19.16To provide greater clarity on this point, we request that the Minister provide us with further clarification on how the proposed statutory instrument will treat EU service providers, to be shared with the Committee no later than when the relevant statutory instrument is published (and in addition to the relevant explanatory memorandum). We request that this update specify the principal effects that the SI will have on access to the UK market, broken down by type of service provider, in the event of a non-negotiated exit.
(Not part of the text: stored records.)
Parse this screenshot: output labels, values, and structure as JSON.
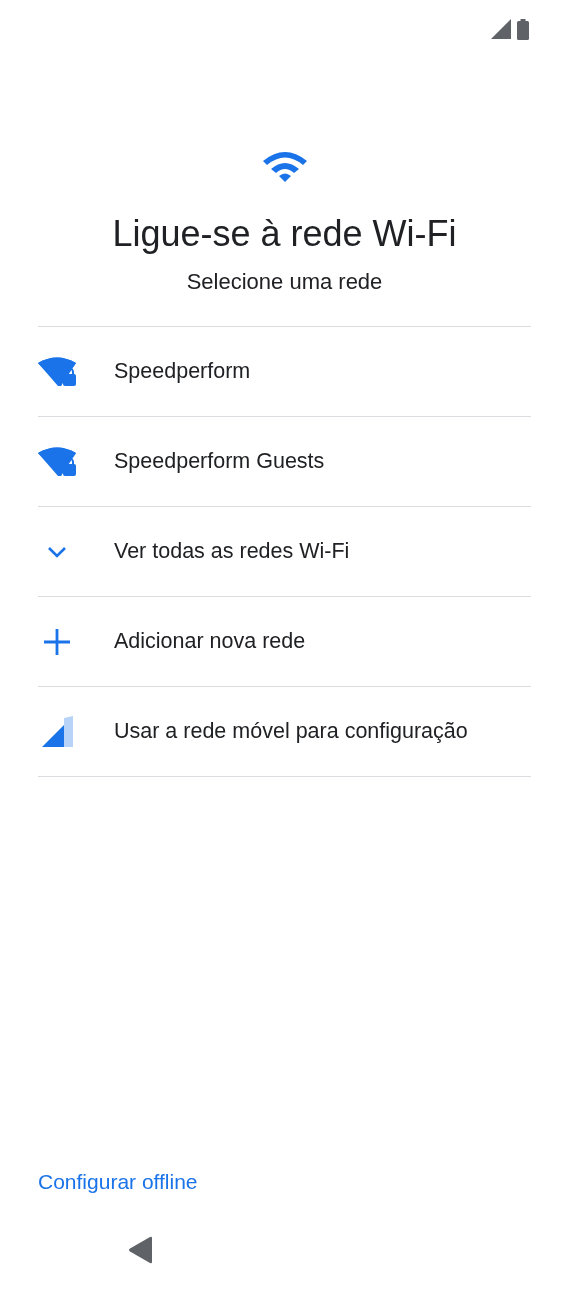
{
  "title": "Ligue-se à rede Wi-Fi",
  "subtitle": "Selecione uma rede",
  "items": [
    {
      "kind": "network",
      "label": "Speedperform"
    },
    {
      "kind": "network",
      "label": "Speedperform Guests"
    },
    {
      "kind": "expand",
      "label": "Ver todas as redes Wi-Fi"
    },
    {
      "kind": "add",
      "label": "Adicionar nova rede"
    },
    {
      "kind": "mobile",
      "label": "Usar a rede móvel para configuração"
    }
  ],
  "footer_link": "Configurar offline"
}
As this question does not relate to the substance of the legislative proposal under scrutiny we are content to pursue the issue through correspondence.

19.17We now clear the proposal from scrutiny in advance of its anticipated adoption at one of the forthcoming meetings of the Council of Ministers.

Full details of the documents:

Proposal for a Directive of the European Parliament and of the Council on the enforcement of the Directive 2006/123/EC on services in the internal market, laying down a notification procedure for authorisation schemes and requirements related to services, and amending Directive 2006/123/EC and Regulation (EU) No 1024/2012 on administrative cooperation through the Internal Market Information System: (38450), 5278/17 + ADDs 1–2, COM(17) 821.

Previous Committee Reports

Eleventh Report HC 301–xi (2017–19), chapter 1 (24 January 2018); Second Report HC 71-xxxi (2017–19) chapter 9 (22 November 2017); Thirty-Third Report HC 71–xxxi (2016–17), chapter 2 (1 March 2017).


121 Proposal for a Directive of the European Parliament and of the Council on the enforcement of the Directive 2006/123/EC on services in the internal market, laying down a notification procedure for authorisation schemes and requirements related to services COM(16) 821 final.

122 Directive (EC) 2006/123 of the European Parliament and of the Council of 12 December 2006 on services in the internal market.

123 Explanatory Memorandum from the Minister, BEIS, to the Chairman of the European Scrutiny Committee (30 January 2017).

124 Letter from the Minister, BEIS, to the Chairman of the European Scrutiny Committee (12 December 2017).

125 Eleventh Report HC 301–xi (2017—2019), chapter 1 (24 January 2018).

126 Written evidence to the House of Lords EU Internal Market Sub-Committee from the UK Trade Policy Observatory (TAS0085).

128 Letter from the Minister to the Chair of the European Scrutiny Committee (21 February 2018).

129 Letter from the Minister to the Chair of the European Scrutiny Committee (12 April 2018).

130 European Scrutiny Committee, Eleventh Report, chapter 1 (24th January 2018).

131 Letter from the Minister to the Chair of the European Scrutiny Committee (20 November 2018).

132 Judgement of the Court of Justice of the European Union, Visser Vastgoed (C-360/15 & C-31/16) (30 January 2018).

133 Eleventh Report HC 301–xi (2017—2019), chapter 1 (24 January 2018).




Published: 4 December 2018